Ride Etiquette 101

Bicycle Etiquette 101 for Group Rides

  1. Respect the Ride: When riding on a group ride with the definition of “A” “B” or “C” respect the pace and description of that ride. Do not show up to ride at your level, which may not be the same as the designated ride. If the ride is too fast, ask for assistance to find your way back or see if anyone is willing or the group is willing to ride at your pace. Try picking a slower ride next time. If the ride is too slow, either help out with your skills or excuse yourself and find a ride with a pace that is more suitable to your riding style next time.
  2. Think about the group: When riding in a group think about the people that are behind you as if their and your lives depend on it. Ride smooth with deliberate and predictable moves so as not to disrupt the pace or confuse those you are riding with.
  3. Let riders know what is ahead: If you are leading a ride or have additional riders behind you, be sure to point out obstacles in the road that may cause a problem. Shouting an alert is okay, but simply pointing to a pothole, crack, or sand is usually sufficient and keeps the ride from becoming a scream fest.
  4. Communication: If you are aware of a rider falling off the back, first ride to the front and alert the ride leader to slow the group down.  Then fall back with a few riders and gently pull the straggling rider back into the group.
  5. More Communication: If you are planning on leaving the ride be sure to announce this to the ride leader and others too so everyone knows your intent.
  6. Riding off the front: Unless it has been discussed amongst members of the ride, riding off the front and “attacking” the ride is rude. The ride leader is trying to control the pace of the ride to meet definition, and aggressive riding off the front tends to push the pace and reduce control of the ride. Pushing the pace also creates a safety issue.
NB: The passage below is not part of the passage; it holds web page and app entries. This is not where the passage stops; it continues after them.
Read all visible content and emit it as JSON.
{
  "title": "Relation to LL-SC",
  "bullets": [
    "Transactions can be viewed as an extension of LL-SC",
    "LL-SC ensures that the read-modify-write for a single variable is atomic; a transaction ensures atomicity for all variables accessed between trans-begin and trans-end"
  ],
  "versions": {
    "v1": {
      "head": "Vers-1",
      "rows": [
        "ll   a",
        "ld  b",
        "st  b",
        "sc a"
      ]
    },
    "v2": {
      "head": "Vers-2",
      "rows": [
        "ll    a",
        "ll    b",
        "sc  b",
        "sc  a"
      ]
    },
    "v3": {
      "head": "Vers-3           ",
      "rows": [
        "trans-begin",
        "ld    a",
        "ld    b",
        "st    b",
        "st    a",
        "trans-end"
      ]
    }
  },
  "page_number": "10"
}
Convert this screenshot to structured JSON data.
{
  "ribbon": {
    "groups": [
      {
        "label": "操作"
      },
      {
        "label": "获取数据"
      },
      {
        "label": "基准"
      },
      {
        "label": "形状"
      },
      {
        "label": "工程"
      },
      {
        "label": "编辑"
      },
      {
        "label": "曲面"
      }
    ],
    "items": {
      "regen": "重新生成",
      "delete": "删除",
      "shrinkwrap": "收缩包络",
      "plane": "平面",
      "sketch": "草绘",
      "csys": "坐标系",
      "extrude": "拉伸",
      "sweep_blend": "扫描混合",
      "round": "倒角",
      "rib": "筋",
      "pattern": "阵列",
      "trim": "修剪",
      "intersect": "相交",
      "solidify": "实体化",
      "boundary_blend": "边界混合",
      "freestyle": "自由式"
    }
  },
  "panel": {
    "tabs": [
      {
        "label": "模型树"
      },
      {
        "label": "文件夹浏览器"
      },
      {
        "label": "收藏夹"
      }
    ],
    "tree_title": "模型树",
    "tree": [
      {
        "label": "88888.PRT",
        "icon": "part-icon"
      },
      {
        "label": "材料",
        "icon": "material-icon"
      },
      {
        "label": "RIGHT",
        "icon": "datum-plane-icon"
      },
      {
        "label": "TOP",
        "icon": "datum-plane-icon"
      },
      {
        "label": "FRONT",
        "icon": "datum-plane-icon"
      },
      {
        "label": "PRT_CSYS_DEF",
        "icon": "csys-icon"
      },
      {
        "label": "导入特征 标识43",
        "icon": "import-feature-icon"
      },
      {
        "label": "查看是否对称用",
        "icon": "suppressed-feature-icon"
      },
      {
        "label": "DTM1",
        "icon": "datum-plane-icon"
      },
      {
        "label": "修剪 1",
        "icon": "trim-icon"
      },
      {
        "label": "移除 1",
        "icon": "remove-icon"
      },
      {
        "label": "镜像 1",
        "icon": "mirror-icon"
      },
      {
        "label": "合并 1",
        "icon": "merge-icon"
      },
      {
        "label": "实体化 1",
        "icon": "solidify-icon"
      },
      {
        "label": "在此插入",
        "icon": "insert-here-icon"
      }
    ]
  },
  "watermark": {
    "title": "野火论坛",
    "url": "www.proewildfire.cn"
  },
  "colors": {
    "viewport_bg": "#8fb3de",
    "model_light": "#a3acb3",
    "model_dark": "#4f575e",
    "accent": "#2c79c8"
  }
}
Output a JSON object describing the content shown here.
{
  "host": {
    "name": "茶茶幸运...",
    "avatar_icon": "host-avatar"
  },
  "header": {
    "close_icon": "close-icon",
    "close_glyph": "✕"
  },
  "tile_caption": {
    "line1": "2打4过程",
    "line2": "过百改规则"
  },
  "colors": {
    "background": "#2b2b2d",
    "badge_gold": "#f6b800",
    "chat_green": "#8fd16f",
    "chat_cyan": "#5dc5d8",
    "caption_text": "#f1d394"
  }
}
Remember, this is a group ride.
  7. Respect and Share the Road: If you hear someone shout out “car back”, move swiftly to a single file or very tight double file line as appropriate for traffic and road conditions.
  8.  Approaching others in the group: If you are passing someone in the group announce your presence with a simple, “on your left” or “on your right” so as not to surprise riders as you pass. Also be sure that there is room to pass. These are both safety issues.
  9. New Riders: If you see a new rider in the group that you have not met before, introduce yourself and make them feel comfortable with their decision to join your group.